### Aim of the exercise
Would you write out every record that follows exactly, with the pictures left out?

### Data shown

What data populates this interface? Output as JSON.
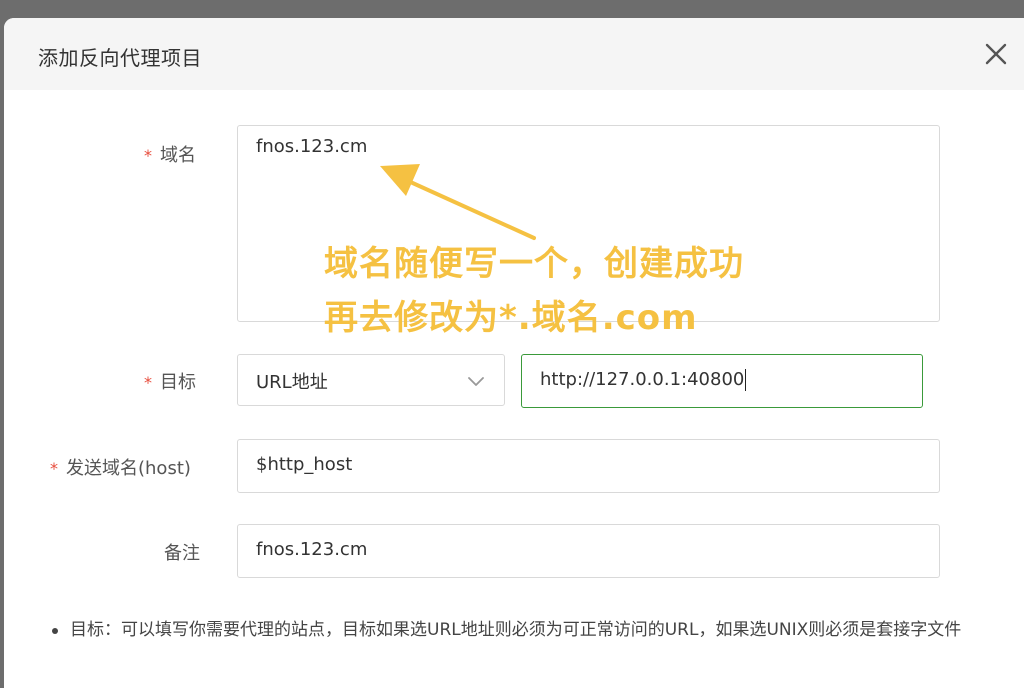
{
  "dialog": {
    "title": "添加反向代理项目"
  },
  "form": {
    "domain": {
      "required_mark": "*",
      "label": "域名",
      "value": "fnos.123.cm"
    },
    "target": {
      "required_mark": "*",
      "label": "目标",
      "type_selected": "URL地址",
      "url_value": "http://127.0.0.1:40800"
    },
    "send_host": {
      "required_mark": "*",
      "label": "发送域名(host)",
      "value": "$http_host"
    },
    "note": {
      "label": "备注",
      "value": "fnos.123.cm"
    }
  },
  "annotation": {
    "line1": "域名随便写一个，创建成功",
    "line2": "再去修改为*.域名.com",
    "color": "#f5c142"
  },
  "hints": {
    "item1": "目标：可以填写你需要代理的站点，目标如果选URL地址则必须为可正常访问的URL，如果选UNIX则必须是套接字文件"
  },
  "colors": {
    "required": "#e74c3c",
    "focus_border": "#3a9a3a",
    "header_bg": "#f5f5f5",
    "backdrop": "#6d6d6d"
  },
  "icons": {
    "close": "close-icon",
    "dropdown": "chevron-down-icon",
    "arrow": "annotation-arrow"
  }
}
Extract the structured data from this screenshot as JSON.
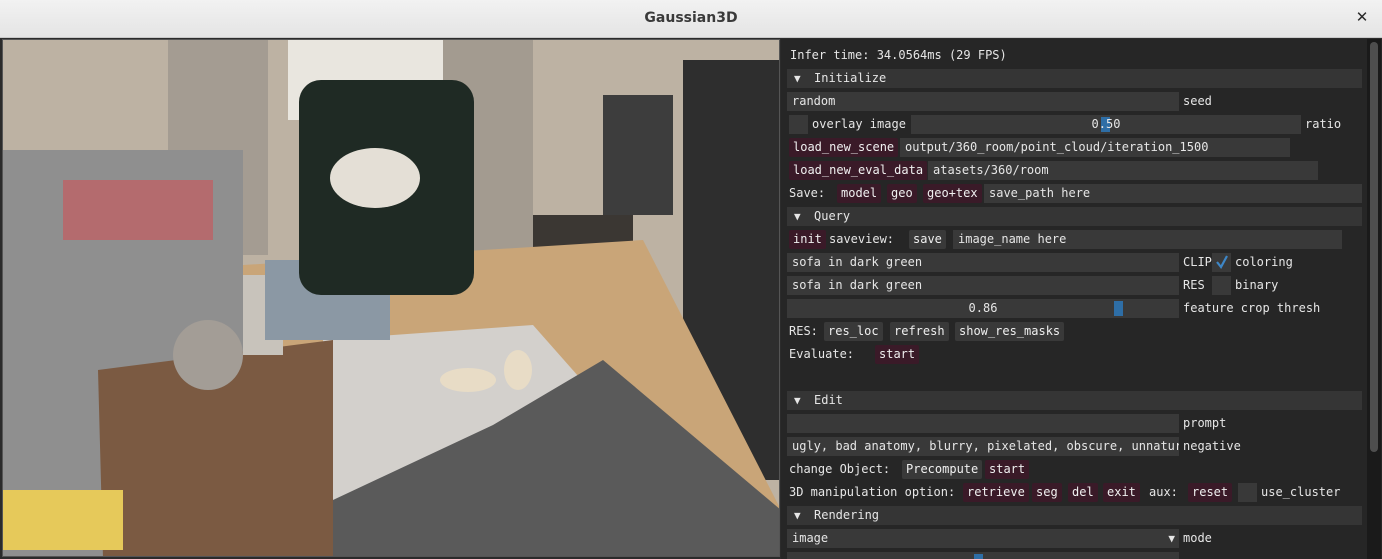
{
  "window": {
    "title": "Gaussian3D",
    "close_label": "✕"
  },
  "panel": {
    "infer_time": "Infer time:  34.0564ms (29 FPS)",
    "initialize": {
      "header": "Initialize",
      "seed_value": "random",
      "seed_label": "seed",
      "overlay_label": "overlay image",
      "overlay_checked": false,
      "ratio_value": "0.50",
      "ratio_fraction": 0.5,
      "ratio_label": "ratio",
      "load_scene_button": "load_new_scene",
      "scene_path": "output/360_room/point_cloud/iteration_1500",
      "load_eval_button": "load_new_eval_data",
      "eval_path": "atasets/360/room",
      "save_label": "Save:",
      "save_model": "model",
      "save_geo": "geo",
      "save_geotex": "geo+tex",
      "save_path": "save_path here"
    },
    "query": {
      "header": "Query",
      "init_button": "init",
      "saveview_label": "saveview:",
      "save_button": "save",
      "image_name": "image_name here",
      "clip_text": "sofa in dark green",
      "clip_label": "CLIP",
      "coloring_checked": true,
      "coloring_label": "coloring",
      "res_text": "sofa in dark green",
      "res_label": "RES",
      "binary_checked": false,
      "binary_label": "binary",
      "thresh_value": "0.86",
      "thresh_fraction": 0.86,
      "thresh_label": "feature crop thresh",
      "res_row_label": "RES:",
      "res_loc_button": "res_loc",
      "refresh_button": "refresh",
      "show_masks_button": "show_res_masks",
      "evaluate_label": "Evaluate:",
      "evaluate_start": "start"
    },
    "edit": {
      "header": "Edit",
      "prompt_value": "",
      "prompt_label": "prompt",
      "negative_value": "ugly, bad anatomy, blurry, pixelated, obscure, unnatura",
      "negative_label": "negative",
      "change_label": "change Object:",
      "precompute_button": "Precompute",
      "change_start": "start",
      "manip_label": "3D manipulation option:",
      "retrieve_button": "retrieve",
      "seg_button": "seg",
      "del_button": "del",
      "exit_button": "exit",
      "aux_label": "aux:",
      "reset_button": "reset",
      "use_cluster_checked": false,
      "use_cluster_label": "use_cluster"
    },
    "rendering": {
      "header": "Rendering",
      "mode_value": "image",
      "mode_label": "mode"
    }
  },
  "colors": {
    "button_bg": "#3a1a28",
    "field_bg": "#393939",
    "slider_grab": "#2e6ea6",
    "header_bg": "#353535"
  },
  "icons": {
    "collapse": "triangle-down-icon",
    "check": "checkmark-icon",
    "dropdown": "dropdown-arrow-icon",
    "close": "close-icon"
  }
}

### Answer box
What data populates this interface? Output as JSON.
{
  "dialog": {
    "title": "添加反向代理项目"
  },
  "form": {
    "domain": {
      "required_mark": "*",
      "label": "域名",
      "value": "fnos.123.cm"
    },
    "target": {
      "required_mark": "*",
      "label": "目标",
      "type_selected": "URL地址",
      "url_value": "http://127.0.0.1:40800"
    },
    "send_host": {
      "required_mark": "*",
      "label": "发送域名(host)",
      "value": "$http_host"
    },
    "note": {
      "label": "备注",
      "value": "fnos.123.cm"
    }
  },
  "annotation": {
    "line1": "域名随便写一个，创建成功",
    "line2": "再去修改为*.域名.com",
    "color": "#f5c142"
  },
  "hints": {
    "item1": "目标：可以填写你需要代理的站点，目标如果选URL地址则必须为可正常访问的URL，如果选UNIX则必须是套接字文件"
  },
  "colors": {
    "required": "#e74c3c",
    "focus_border": "#3a9a3a",
    "header_bg": "#f5f5f5",
    "backdrop": "#6d6d6d"
  },
  "icons": {
    "close": "close-icon",
    "dropdown": "chevron-down-icon",
    "arrow": "annotation-arrow"
  }
}
Extract the structured data from this screenshot as JSON.
{
  "window": {
    "title": "Gaussian3D",
    "close_label": "✕"
  },
  "panel": {
    "infer_time": "Infer time:  34.0564ms (29 FPS)",
    "initialize": {
      "header": "Initialize",
      "seed_value": "random",
      "seed_label": "seed",
      "overlay_label": "overlay image",
      "overlay_checked": false,
      "ratio_value": "0.50",
      "ratio_fraction": 0.5,
      "ratio_label": "ratio",
      "load_scene_button": "load_new_scene",
      "scene_path": "output/360_room/point_cloud/iteration_1500",
      "load_eval_button": "load_new_eval_data",
      "eval_path": "atasets/360/room",
      "save_label": "Save:",
      "save_model": "model",
      "save_geo": "geo",
      "save_geotex": "geo+tex",
      "save_path": "save_path here"
    },
    "query": {
      "header": "Query",
      "init_button": "init",
      "saveview_label": "saveview:",
      "save_button": "save",
      "image_name": "image_name here",
      "clip_text": "sofa in dark green",
      "clip_label": "CLIP",
      "coloring_checked": true,
      "coloring_label": "coloring",
      "res_text": "sofa in dark green",
      "res_label": "RES",
      "binary_checked": false,
      "binary_label": "binary",
      "thresh_value": "0.86",
      "thresh_fraction": 0.86,
      "thresh_label": "feature crop thresh",
      "res_row_label": "RES:",
      "res_loc_button": "res_loc",
      "refresh_button": "refresh",
      "show_masks_button": "show_res_masks",
      "evaluate_label": "Evaluate:",
      "evaluate_start": "start"
    },
    "edit": {
      "header": "Edit",
      "prompt_value": "",
      "prompt_label": "prompt",
      "negative_value": "ugly, bad anatomy, blurry, pixelated, obscure, unnatura",
      "negative_label": "negative",
      "change_label": "change Object:",
      "precompute_button": "Precompute",
      "change_start": "start",
      "manip_label": "3D manipulation option:",
      "retrieve_button": "retrieve",
      "seg_button": "seg",
      "del_button": "del",
      "exit_button": "exit",
      "aux_label": "aux:",
      "reset_button": "reset",
      "use_cluster_checked": false,
      "use_cluster_label": "use_cluster"
    },
    "rendering": {
      "header": "Rendering",
      "mode_value": "image",
      "mode_label": "mode"
    }
  },
  "colors": {
    "button_bg": "#3a1a28",
    "field_bg": "#393939",
    "slider_grab": "#2e6ea6",
    "header_bg": "#353535"
  },
  "icons": {
    "collapse": "triangle-down-icon",
    "check": "checkmark-icon",
    "dropdown": "dropdown-arrow-icon",
    "close": "close-icon"
  }
}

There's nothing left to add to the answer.